If you are interested in using your leftover coffee grounds to enrich your soil, let them make up one-fourth to one-third of the soil volume. Dig your grounds into the soil at a depth of 6-10 inches with the help of a rototiller or a spade (flat-blade shovel). While the grounds contain 2.28% nitrogen, most of it is not in an immediately usable form.
It is rather made gradually available to plants over time in the manner of slow-release fertilizer. As for the presence of other elements in coffee grounds, Soil and Plant Laboratory in Bellevue, Washington, analyzed used Starbucks coffee grounds and reached the conclusion that their incorporation into the soil “will substantially improve availabilities of phosphorus, potassium, magnesium, and copper and will probably negate the need for chemical sources of these plant essential elements.”

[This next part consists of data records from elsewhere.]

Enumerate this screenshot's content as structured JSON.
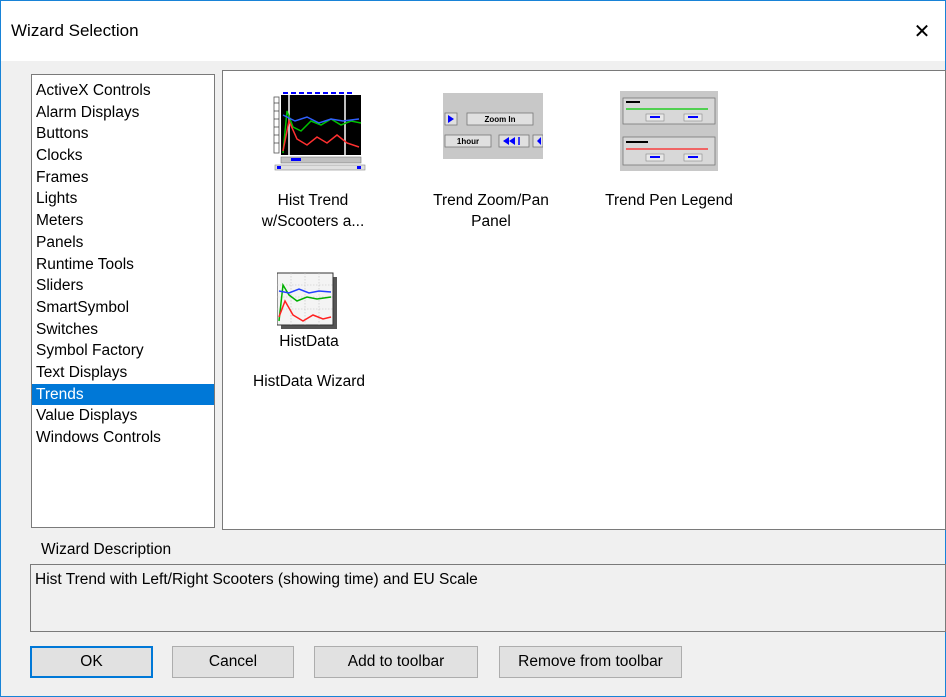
{
  "window": {
    "title": "Wizard Selection",
    "close_glyph": "✕",
    "accent": "#0078d7"
  },
  "categories": [
    {
      "label": "ActiveX Controls",
      "selected": false
    },
    {
      "label": "Alarm Displays",
      "selected": false
    },
    {
      "label": "Buttons",
      "selected": false
    },
    {
      "label": "Clocks",
      "selected": false
    },
    {
      "label": "Frames",
      "selected": false
    },
    {
      "label": "Lights",
      "selected": false
    },
    {
      "label": "Meters",
      "selected": false
    },
    {
      "label": "Panels",
      "selected": false
    },
    {
      "label": "Runtime Tools",
      "selected": false
    },
    {
      "label": "Sliders",
      "selected": false
    },
    {
      "label": "SmartSymbol",
      "selected": false
    },
    {
      "label": "Switches",
      "selected": false
    },
    {
      "label": "Symbol Factory",
      "selected": false
    },
    {
      "label": "Text Displays",
      "selected": false
    },
    {
      "label": "Trends",
      "selected": true
    },
    {
      "label": "Value Displays",
      "selected": false
    },
    {
      "label": "Windows Controls",
      "selected": false
    }
  ],
  "wizards": [
    {
      "caption_line1": "Hist Trend",
      "caption_line2": "w/Scooters a...",
      "icon": "hist-trend-icon"
    },
    {
      "caption_line1": "Trend Zoom/Pan",
      "caption_line2": "Panel",
      "icon": "trend-zoom-pan-icon",
      "icon_text": {
        "zoom_in": "Zoom In",
        "hour": "1hour"
      }
    },
    {
      "caption_line1": "Trend Pen Legend",
      "caption_line2": "",
      "icon": "trend-pen-legend-icon"
    },
    {
      "caption_line1": "HistData",
      "caption_line2": "HistData Wizard",
      "icon": "histdata-icon"
    }
  ],
  "description": {
    "label": "Wizard Description",
    "text": "Hist Trend with Left/Right Scooters (showing time) and EU Scale"
  },
  "buttons": {
    "ok": "OK",
    "cancel": "Cancel",
    "add_toolbar": "Add to toolbar",
    "remove_toolbar": "Remove from  toolbar"
  }
}
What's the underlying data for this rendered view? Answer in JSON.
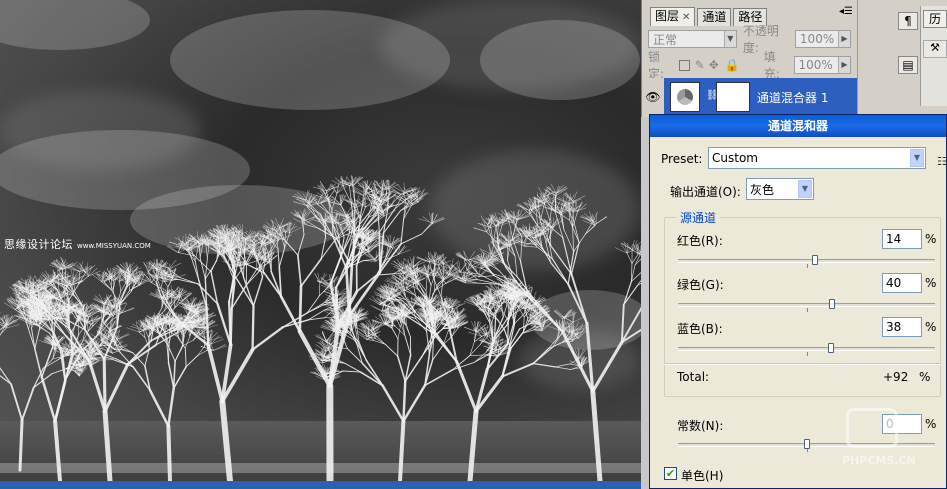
{
  "watermark": {
    "text": "思缘设计论坛",
    "url": "www.MISSYUAN.COM"
  },
  "layers_panel": {
    "tabs": [
      {
        "label": "图层"
      },
      {
        "label": "通道"
      },
      {
        "label": "路径"
      }
    ],
    "blend_mode": "正常",
    "opacity_label": "不透明度:",
    "opacity_value": "100%",
    "lock_label": "锁定:",
    "fill_label": "填充:",
    "fill_value": "100%",
    "layer_name": "通道混合器 1"
  },
  "right_strip": {
    "tab_label": "历",
    "items": [
      "¶"
    ]
  },
  "mixer": {
    "title": "通道混和器",
    "preset_label": "Preset:",
    "preset_value": "Custom",
    "output_label": "输出通道(O):",
    "output_value": "灰色",
    "source_group": "源通道",
    "channels": [
      {
        "label": "红色(R):",
        "value": 14
      },
      {
        "label": "绿色(G):",
        "value": 40
      },
      {
        "label": "蓝色(B):",
        "value": 38
      }
    ],
    "pct": "%",
    "total_label": "Total:",
    "total_value": "+92",
    "constant_label": "常数(N):",
    "constant_value": "0",
    "monochrome_label": "单色(H)",
    "monochrome_checked": true
  },
  "site_watermark": "PHPCMS.CN"
}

Where composting is concerned, coffee grounds can make up as much as one-third of the volume of your compost pile. Recall that compost piles consist of greens, notable for their nitrogen content, and browns that are almost entirely carbon.
Browns – fallen leaves, straw, newspaper, shredded paper, coffee filters — are the primary energy source of the decomposing bacteria you wish to attract to the pile, while nitrogen-containing greens – vegetable and fruit peels, fresh grass or leaf clippings, and farm animal manures — are a source of nutrition for these same bacteria.
The color of the material does not necessarily classify it as green or brown since coffee grounds, cow manure, and alfalfa hay are not green but classified as green due to their nitrogen content.
Of course, you will want to thoroughly mix the coffee grounds into the pile since if they are clumped on the surface (of either compost pile or soil), they will just sit there and attract fungus molds. When properly mixed into the pile, coffee grounds will quickly raise the temperature to 135 degrees — heat is generated by proliferating bacteria populations in response to nitrogen in the grounds – a degree of heat that kills weed seeds, grubs, and pathogenic microorganisms present in the pile.
There are certain myths associated with coffee grounds.
One is that they acidify the soil. The acid in coffee grounds is water-soluble and that’s why the coffee we drink is acidic. However, the grounds themselves have a nearly neutral pH so they will not lower the pH of garden soil.
Another myth is that their grainy, abrasive texture will deter soft-bodied slugs but investigations into this matter have proven otherwise. And don’t spread them in a bed where you are sprouting seeds since they have been found to depress germination.
Finally, coffee grounds should never be used as mulch because they will just soak up a lot of water (imagine peat moss being used as mulch), get moldy, and defy decomposition. Of course, if coffee grounds are an ingredient in finished compost, there is no problem with including them in your mulch or, for that matter, your potting soil.
The vast majority of commercially grown coffee plants are continuously drenched in pesticides. Most health experts, however, do not consider this a concern since unlike heavily sprayed lettuce and apples, for example, that we eat raw and are therefore more of a health issue, coffee beans are seeds of a fruit, the pulp of which is discarded. Coffee beans are also fermented, dried, and roasted at 400 degrees, processes that remove pesticide residues.
Still, if you want to drink coffee from beans grown on unsprayed trees, select Ethiopian brands. They do not use synthetic fertilizers because of the expense involved and so, de facto, nearly all Ethiopian coffee could be classified as organic. It is also true that since the coffee plant (Coffea arabica) is endemic to Ethiopia – meaning that its habitat is restricted to that place and that it grows wild nowhere else on earth — it is almost certainly more resistant to diseases and pests in its native land than it would be in other parts of the world.